- _RECORDS TO USE_
══════════

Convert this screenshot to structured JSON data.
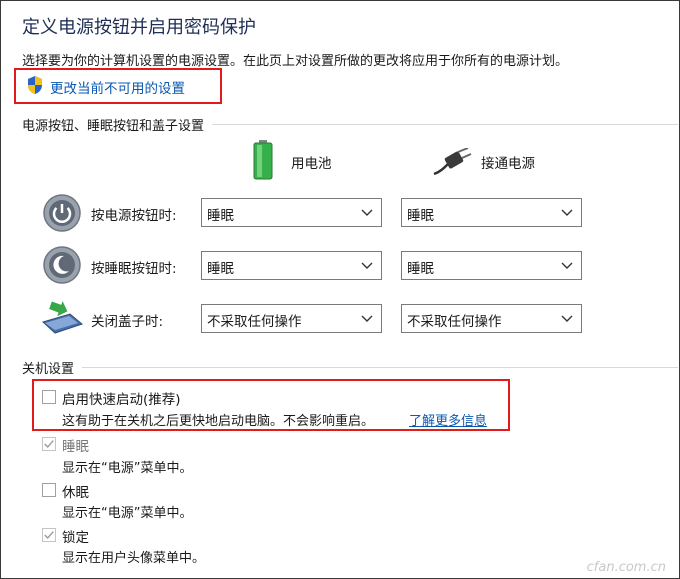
{
  "page": {
    "title": "定义电源按钮并启用密码保护",
    "description": "选择要为你的计算机设置的电源设置。在此页上对设置所做的更改将应用于你所有的电源计划。",
    "change_link": "更改当前不可用的设置"
  },
  "power_section": {
    "label": "电源按钮、睡眠按钮和盖子设置",
    "columns": {
      "battery": "用电池",
      "plugged": "接通电源"
    },
    "rows": [
      {
        "label": "按电源按钮时:",
        "battery": "睡眠",
        "plugged": "睡眠"
      },
      {
        "label": "按睡眠按钮时:",
        "battery": "睡眠",
        "plugged": "睡眠"
      },
      {
        "label": "关闭盖子时:",
        "battery": "不采取任何操作",
        "plugged": "不采取任何操作"
      }
    ]
  },
  "shutdown_section": {
    "label": "关机设置",
    "options": [
      {
        "label": "启用快速启动(推荐)",
        "checked": false,
        "desc": "这有助于在关机之后更快地启动电脑。不会影响重启。",
        "link": "了解更多信息"
      },
      {
        "label": "睡眠",
        "checked": true,
        "desc": "显示在“电源”菜单中。"
      },
      {
        "label": "休眠",
        "checked": false,
        "desc": "显示在“电源”菜单中。"
      },
      {
        "label": "锁定",
        "checked": true,
        "desc": "显示在用户头像菜单中。"
      }
    ]
  },
  "watermark": "cfan.com.cn",
  "colors": {
    "highlight": "#e11b1b",
    "link": "#0a58b0",
    "title": "#1f2f55"
  }
}
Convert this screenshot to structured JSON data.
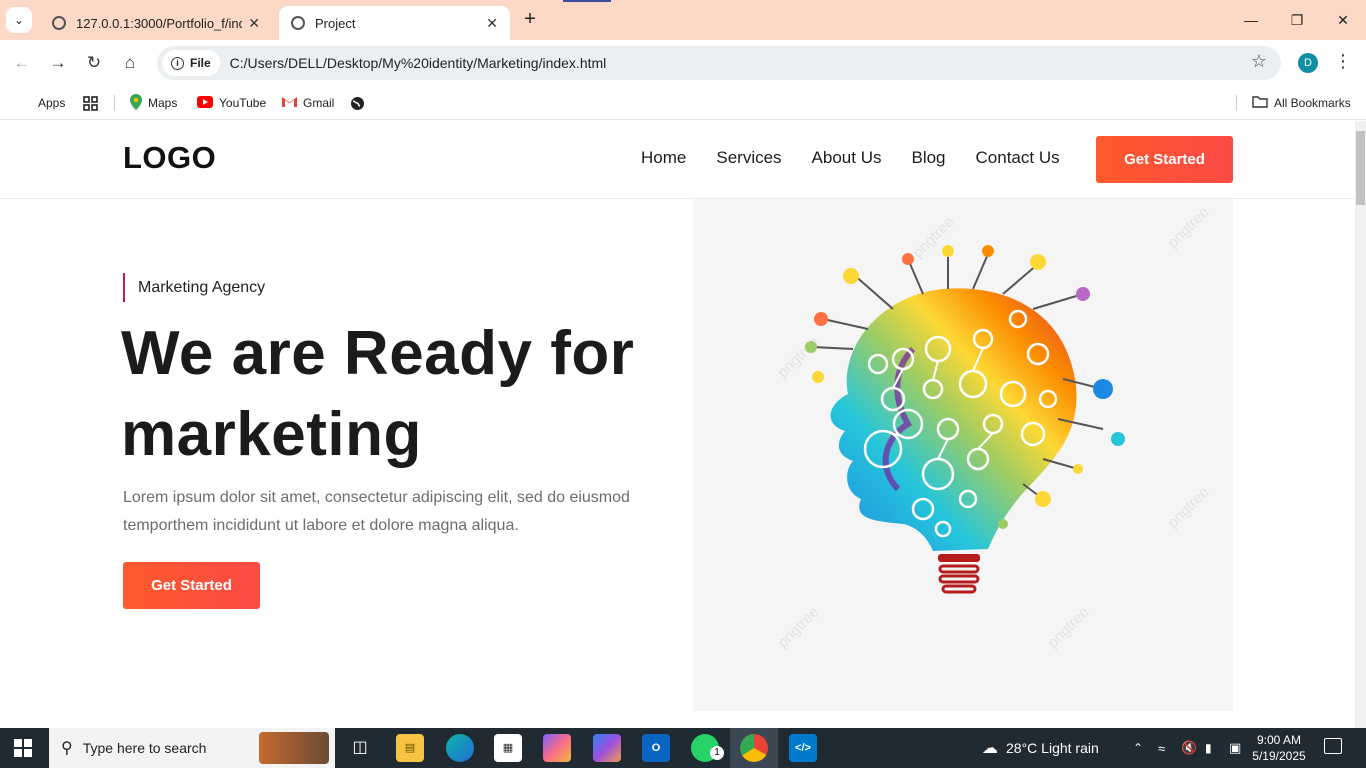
{
  "browser": {
    "tabs": [
      {
        "title": "127.0.0.1:3000/Portfolio_f/index",
        "active": false
      },
      {
        "title": "Project",
        "active": true
      }
    ],
    "file_chip": "File",
    "url": "C:/Users/DELL/Desktop/My%20identity/Marketing/index.html",
    "profile_initial": "D",
    "bookmarks": {
      "apps": "Apps",
      "maps": "Maps",
      "youtube": "YouTube",
      "gmail": "Gmail",
      "all": "All Bookmarks"
    }
  },
  "site": {
    "logo": "LOGO",
    "nav": [
      "Home",
      "Services",
      "About Us",
      "Blog",
      "Contact Us"
    ],
    "header_cta": "Get Started",
    "eyebrow": "Marketing Agency",
    "hero_title": "We are Ready for marketing",
    "hero_text": "Lorem ipsum dolor sit amet, consectetur adipiscing elit, sed do eiusmod temporthem incididunt ut labore et dolore magna aliqua.",
    "hero_cta": "Get Started",
    "image_watermark": "pngtree",
    "accent_color": "#fe5a2c",
    "eyebrow_bar_color": "#c2185b"
  },
  "taskbar": {
    "search_placeholder": "Type here to search",
    "weather": "28°C  Light rain",
    "time": "9:00 AM",
    "date": "5/19/2025",
    "whatsapp_badge": "1"
  }
}
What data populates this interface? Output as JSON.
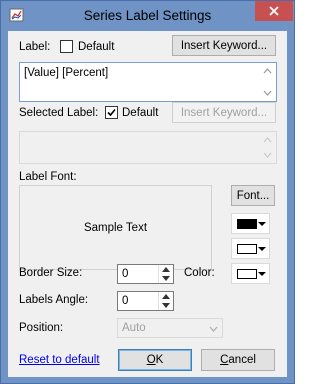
{
  "window": {
    "title": "Series Label Settings"
  },
  "label": {
    "caption": "Label:",
    "default_label": "Default",
    "default_checked": false,
    "insert_keyword": "Insert Keyword...",
    "text": "[Value] [Percent]"
  },
  "selected_label": {
    "caption": "Selected Label:",
    "default_label": "Default",
    "default_checked": true,
    "insert_keyword": "Insert Keyword...",
    "text": ""
  },
  "font": {
    "caption": "Label Font:",
    "font_button": "Font...",
    "sample_text": "Sample Text",
    "text_color": "#000000",
    "back_color": "#ffffff"
  },
  "border": {
    "size_label": "Border Size:",
    "size_value": "0",
    "color_label": "Color:",
    "color_value": "#ffffff"
  },
  "angle": {
    "label": "Labels Angle:",
    "value": "0"
  },
  "position": {
    "label": "Position:",
    "value": "Auto"
  },
  "footer": {
    "reset": "Reset to default",
    "ok": "OK",
    "cancel": "Cancel"
  }
}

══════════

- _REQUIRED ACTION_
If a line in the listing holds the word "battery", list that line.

- _ANSWER SPACE_
      "battery": "用电池",
        "battery": "睡眠",
        "battery": "睡眠",
        "battery": "不采取任何操作",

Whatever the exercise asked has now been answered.